__EXERCISE REQUIREMENTS__
In the listing below, count the lines that contain the string "SpringApplication", and state that number without further words.

★ ★ ★ ★ ★ ★ ★

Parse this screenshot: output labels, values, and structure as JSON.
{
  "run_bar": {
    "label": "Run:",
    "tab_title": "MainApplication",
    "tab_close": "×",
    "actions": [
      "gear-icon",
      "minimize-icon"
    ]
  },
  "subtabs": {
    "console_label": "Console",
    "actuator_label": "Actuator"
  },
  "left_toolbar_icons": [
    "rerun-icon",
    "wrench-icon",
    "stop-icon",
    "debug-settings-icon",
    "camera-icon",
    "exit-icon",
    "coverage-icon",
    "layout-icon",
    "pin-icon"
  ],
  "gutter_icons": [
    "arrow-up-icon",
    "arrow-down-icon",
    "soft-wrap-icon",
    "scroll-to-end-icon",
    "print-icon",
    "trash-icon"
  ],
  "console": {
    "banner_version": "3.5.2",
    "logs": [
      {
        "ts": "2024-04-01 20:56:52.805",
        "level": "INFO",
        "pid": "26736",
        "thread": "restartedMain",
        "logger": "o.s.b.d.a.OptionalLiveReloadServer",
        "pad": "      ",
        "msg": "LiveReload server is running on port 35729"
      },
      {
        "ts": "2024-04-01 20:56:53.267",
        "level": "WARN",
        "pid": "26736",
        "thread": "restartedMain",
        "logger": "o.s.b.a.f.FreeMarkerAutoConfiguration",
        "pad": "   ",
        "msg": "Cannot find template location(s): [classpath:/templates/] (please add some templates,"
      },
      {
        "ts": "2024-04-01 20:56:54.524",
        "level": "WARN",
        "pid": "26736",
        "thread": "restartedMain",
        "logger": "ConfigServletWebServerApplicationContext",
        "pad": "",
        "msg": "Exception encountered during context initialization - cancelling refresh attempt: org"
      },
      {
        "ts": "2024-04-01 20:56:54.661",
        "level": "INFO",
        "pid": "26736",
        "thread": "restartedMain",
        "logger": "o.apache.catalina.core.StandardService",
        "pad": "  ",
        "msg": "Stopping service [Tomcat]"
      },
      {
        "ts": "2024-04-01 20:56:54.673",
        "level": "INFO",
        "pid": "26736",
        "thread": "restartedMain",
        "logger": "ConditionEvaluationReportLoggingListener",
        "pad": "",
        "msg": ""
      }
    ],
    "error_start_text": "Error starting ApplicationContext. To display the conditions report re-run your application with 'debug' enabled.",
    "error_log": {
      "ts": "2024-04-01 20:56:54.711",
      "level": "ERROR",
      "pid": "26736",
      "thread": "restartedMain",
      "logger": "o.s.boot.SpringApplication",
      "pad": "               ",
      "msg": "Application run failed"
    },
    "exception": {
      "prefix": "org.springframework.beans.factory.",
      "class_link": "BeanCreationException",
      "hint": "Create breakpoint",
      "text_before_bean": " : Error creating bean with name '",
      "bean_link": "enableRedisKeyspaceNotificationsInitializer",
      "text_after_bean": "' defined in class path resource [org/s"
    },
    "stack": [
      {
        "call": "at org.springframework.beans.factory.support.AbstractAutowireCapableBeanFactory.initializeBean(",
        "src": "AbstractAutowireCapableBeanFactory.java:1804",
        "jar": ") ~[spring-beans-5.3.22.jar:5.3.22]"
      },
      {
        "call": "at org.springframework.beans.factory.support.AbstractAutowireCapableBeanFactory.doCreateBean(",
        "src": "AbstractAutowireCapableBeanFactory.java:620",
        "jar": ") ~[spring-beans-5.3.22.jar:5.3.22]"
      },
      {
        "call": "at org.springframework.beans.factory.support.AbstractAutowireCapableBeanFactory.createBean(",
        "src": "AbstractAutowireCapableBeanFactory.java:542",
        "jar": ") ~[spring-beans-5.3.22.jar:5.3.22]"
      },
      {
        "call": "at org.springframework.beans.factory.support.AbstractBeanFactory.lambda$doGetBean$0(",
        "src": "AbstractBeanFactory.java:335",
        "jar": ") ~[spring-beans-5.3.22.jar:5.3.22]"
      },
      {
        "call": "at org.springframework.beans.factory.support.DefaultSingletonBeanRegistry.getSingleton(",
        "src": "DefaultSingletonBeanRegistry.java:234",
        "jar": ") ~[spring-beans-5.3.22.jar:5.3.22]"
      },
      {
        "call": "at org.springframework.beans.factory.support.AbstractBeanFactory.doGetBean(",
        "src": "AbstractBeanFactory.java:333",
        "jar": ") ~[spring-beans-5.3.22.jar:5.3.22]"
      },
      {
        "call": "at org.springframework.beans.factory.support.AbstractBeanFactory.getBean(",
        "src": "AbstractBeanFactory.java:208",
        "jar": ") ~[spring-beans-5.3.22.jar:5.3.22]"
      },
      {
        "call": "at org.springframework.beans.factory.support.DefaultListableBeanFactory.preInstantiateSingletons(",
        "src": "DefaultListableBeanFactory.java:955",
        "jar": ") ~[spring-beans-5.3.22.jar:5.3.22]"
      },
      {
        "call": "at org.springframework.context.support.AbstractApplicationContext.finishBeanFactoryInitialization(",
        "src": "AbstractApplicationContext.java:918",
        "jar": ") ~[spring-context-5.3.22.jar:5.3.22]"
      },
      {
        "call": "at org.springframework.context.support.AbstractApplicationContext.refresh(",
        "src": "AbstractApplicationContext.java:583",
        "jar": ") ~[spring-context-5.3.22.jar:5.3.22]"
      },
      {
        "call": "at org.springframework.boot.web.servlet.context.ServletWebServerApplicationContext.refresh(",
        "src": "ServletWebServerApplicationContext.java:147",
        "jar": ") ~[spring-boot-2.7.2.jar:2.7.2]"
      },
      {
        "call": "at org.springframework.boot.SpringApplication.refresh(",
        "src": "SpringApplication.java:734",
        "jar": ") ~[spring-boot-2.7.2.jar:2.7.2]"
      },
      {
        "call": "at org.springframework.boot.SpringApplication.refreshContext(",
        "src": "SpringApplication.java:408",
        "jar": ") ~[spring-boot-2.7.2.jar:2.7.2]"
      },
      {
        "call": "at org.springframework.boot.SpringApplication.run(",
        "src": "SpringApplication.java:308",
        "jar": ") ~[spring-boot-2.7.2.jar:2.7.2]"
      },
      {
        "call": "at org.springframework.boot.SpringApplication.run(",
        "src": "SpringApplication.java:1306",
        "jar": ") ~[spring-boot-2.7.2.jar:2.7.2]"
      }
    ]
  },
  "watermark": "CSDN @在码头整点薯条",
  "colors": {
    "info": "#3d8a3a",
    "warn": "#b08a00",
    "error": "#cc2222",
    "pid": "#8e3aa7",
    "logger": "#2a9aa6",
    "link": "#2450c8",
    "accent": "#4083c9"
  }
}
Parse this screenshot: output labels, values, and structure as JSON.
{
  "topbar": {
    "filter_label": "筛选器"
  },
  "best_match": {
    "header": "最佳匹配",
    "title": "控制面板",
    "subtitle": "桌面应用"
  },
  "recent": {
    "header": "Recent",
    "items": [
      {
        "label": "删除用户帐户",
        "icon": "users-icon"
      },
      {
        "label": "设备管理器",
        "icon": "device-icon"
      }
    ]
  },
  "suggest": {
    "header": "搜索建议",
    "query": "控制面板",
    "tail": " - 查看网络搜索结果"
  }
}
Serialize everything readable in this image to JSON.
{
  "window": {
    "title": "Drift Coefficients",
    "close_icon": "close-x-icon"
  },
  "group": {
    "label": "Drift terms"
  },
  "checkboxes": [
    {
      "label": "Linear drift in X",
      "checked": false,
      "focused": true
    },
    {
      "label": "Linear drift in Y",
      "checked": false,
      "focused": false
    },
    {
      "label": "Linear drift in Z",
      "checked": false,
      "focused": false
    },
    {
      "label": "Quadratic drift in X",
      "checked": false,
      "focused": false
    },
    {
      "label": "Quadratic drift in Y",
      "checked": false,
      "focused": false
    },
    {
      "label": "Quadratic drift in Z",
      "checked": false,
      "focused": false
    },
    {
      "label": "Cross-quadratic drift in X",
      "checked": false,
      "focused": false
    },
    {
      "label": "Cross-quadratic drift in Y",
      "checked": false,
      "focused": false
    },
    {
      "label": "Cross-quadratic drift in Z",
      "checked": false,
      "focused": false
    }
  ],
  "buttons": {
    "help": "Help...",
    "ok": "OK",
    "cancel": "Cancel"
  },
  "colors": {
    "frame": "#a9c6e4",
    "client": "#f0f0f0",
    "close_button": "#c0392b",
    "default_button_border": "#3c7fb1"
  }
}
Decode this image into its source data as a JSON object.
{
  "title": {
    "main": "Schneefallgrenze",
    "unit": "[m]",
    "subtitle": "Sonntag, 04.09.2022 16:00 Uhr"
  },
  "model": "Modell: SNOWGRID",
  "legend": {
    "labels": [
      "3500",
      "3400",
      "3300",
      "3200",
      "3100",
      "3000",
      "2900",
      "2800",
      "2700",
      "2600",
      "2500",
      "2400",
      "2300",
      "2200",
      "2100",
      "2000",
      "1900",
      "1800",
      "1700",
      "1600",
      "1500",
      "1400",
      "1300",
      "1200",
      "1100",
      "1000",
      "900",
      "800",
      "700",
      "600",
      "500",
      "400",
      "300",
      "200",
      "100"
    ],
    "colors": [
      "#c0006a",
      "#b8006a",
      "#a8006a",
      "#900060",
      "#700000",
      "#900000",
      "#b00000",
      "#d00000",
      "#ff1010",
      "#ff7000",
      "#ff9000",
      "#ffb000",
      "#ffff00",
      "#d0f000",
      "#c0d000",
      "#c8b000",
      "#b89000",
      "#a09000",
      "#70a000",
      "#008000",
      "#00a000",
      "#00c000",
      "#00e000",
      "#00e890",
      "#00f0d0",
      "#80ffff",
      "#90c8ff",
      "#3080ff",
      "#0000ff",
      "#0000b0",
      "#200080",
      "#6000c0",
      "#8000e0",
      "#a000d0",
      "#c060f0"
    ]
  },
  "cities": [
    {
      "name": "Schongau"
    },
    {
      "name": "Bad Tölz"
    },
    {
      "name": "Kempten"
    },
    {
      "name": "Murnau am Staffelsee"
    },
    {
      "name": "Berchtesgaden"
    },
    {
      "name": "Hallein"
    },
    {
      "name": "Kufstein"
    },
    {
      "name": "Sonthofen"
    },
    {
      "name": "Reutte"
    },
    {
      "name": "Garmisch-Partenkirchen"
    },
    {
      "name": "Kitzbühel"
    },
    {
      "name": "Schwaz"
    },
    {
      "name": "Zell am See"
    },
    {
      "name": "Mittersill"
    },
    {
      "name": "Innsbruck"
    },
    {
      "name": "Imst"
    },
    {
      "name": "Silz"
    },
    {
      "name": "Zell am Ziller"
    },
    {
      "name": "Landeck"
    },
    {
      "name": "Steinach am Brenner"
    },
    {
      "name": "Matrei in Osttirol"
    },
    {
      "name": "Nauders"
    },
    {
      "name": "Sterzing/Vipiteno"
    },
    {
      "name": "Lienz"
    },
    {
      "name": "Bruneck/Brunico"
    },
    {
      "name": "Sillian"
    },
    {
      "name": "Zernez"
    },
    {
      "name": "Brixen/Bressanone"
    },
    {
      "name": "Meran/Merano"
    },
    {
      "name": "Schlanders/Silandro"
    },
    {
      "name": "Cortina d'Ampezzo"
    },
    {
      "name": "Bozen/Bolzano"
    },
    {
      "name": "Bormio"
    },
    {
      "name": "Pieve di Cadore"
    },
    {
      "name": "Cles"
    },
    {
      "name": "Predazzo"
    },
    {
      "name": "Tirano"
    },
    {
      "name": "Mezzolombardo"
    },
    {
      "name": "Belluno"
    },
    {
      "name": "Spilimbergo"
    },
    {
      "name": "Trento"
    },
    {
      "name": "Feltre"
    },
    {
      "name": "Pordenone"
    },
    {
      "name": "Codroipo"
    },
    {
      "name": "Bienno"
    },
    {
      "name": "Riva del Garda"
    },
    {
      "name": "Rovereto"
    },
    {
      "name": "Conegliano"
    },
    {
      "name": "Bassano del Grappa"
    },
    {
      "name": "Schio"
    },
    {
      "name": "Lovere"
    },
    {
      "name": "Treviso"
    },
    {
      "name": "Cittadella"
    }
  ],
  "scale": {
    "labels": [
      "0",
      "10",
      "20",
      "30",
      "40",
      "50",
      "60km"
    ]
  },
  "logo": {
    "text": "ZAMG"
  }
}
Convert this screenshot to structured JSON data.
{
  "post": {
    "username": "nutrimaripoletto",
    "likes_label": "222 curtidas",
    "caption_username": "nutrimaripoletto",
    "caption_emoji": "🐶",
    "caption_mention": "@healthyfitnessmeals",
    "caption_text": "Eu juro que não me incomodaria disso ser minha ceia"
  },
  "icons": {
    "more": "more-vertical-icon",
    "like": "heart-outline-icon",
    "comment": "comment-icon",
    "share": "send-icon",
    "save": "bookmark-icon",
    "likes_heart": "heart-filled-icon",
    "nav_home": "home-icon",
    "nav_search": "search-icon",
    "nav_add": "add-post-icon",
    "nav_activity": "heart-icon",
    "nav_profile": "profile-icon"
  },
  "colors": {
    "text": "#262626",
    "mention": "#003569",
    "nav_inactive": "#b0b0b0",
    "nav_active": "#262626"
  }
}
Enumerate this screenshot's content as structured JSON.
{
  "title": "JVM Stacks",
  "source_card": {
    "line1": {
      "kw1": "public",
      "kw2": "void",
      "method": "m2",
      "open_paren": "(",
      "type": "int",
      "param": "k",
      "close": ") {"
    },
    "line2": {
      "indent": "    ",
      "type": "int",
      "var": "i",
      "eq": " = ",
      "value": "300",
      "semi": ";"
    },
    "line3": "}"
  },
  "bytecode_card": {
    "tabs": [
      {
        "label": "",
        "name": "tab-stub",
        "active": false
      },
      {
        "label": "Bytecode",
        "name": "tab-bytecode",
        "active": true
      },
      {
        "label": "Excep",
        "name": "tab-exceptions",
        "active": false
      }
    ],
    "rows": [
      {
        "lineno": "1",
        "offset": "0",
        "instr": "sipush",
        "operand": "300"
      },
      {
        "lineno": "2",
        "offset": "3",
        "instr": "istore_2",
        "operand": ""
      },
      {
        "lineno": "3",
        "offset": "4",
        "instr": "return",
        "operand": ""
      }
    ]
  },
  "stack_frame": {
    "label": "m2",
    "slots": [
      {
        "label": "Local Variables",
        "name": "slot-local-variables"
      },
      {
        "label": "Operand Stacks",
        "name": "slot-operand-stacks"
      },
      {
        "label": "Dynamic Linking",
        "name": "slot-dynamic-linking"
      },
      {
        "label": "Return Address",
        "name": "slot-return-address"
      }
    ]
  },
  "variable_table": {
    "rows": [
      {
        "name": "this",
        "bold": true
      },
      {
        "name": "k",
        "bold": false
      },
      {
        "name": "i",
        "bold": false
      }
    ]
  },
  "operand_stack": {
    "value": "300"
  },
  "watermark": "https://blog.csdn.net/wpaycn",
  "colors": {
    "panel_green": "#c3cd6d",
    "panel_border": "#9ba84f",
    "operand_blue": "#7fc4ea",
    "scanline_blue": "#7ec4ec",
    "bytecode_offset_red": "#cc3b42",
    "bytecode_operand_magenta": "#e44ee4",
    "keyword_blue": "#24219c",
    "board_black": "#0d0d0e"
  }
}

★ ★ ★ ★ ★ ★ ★

__ANSWER BOX__
9